The reasoning they used as an explanation was security. San Quentin prison claimed they could not put together enough security to transport a gravely ill and totally helpless patient, so they watched while he lay there in the prison infirmary for hours until they finally took him to Ross Hospital in Marin for a brain scan. After several more hours passed, he was taken to San Francisco General; but after so many hours of inattention, he was beyond hope.
To say we were devastated is nowhere near what was felt by those who loved and respected him. We turned our grief and anger into positive motion and set about working on making sure the world outside understood why he died.
The most critical problem with existing in a vacuum is getting information out of it intact. Our vacuum consisted of years in which we were dealt every cruelty imaginable while those brothers standing firm beside us perished along the way.
To maintain the integrity of those years, to acknowledge the significance of those we lost and why, to move it all forward in a manner that focused on awareness and a faster, more universal response – those are the true reasons why our cultural Black Prison Movement began, endured and continued to function no matter the adversity.
To have a voice that could be heard clearly and distinctly. To ensure our communal spirit not only permeated the confines we endured but was appreciated and found conducive by the communities we had left as unaware youth.
Our torment was a Blackness that lived, breathed death and agony while systematically crushing all hope of reprieve. Black was our prison journey, this Black Prison Movement that spawned so much and inspired so many, Black was our future and who we were in that moment.
August as a month of the calendar year held little significance, but in that month lives of untold significance and potential were cruelly and maliciously torn from us. August was now the designation and symbol of both our painful loss and determined rebirth.
Black August epitomized African captives standing firm acknowledging a calamitous journey and moving forward unbroken. We created the Black August Organizing Committee to show the outside world the best of what we had through extreme adversity learned and the new men we had become.
We sang the praises of our fallen leaders, teachers and brothers and sisters by the examples we set working in the community. We worked to build healthy communities by planting fresh produce gardens in back yards through the East Bay while educating the people to the nature of prison life for Africans.
We championed issues that directly touched the communities, all the while maintaining the connection of inside and out. We spread the word and the true name of our tormentor behind the walls.
The California Department of Corrections and their minions are subsidiaries of the national behemoth, the Prison Industrial Complex.

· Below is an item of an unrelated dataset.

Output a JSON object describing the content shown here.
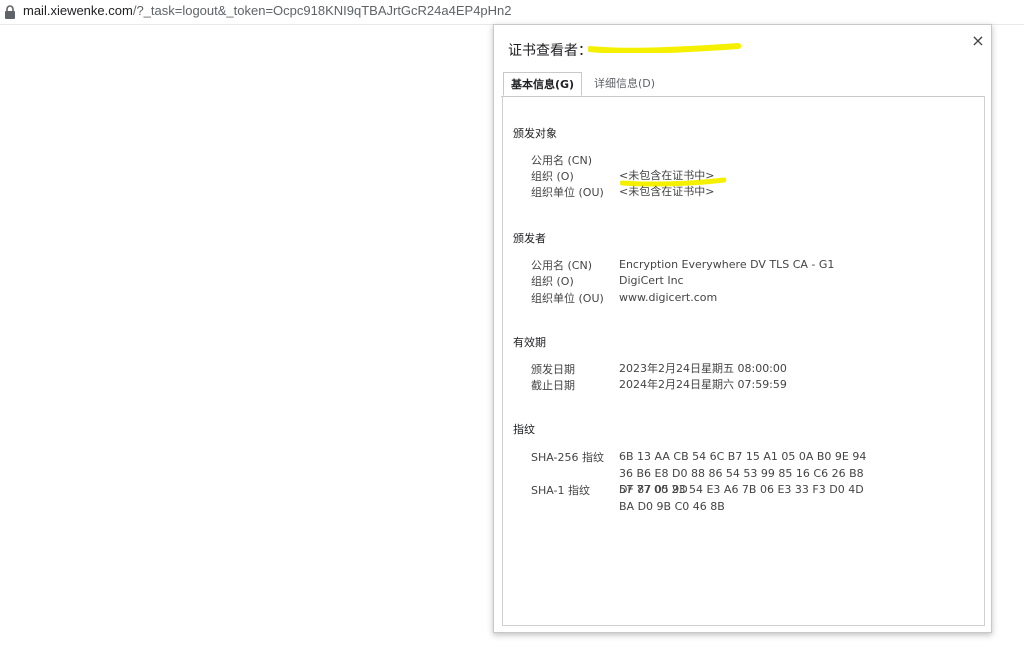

This is how and why Black August was conceived and created and why it continues to this day. Black August Resistance!
Shaka At-thinnin is chairman of the Black August Organizing Committee – national headquarters Oakland, California. He can be reached at firstname.lastname@example.org.